Mike Brennan was born in San Diego, lived in London for seven years, and then spent most of his formative years in Los Angeles. He was an United States Navy Aviation Bosuns Mate Handler 3rd Class(E-4) and served onboard the USS Kitty Hawk and USS Carl Vinson, was stationed in Yokosuka Japan; Pensacola Fl; San Diego Ca; Pearl Harbor Hi; Bremerton Wa; and Norfolk Va. He was honorably discharged from the U.S Navy in 2009 after serving five deployments in support of The Global War on Terrorism (Whatever that means). He holds a BS in English and Film Studies, was a Freshman Composition writing instructor at Northern Michigan University, and received his dual MA in English Literature and Creative Writing on May 8, 2012. He is a singer/songwriter, spoken word artist, and has had both poetry and prose appear in The Chiron Review, The Eunoia Review, Down in the Dirt Magazine, CC&D and in the Scar Publications anthologies Blood Heart Cadaver, It Was All Preordained and Entanglement.

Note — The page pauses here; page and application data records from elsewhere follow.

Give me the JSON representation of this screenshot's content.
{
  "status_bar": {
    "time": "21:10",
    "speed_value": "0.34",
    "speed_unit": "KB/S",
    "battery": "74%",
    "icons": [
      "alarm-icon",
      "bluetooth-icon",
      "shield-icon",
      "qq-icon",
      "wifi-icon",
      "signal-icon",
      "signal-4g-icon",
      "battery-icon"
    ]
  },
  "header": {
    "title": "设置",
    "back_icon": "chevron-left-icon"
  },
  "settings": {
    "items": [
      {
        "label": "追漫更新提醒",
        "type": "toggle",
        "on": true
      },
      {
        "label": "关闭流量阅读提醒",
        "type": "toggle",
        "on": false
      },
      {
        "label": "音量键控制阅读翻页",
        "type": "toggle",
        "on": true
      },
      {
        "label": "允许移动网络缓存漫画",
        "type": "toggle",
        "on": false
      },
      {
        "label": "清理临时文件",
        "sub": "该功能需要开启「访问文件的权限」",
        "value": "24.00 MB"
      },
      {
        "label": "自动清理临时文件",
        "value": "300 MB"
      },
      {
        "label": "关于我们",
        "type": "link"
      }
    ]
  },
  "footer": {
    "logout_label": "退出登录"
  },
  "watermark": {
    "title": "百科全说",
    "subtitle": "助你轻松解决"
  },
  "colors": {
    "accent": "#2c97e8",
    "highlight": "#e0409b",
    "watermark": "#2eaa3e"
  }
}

He is currently desperately trying to finish a novel and has had the novella A Petal Under Pavement published by Down in the Dirt Magazine in 2013, and his selected poems Postcards from Exile published in 2014.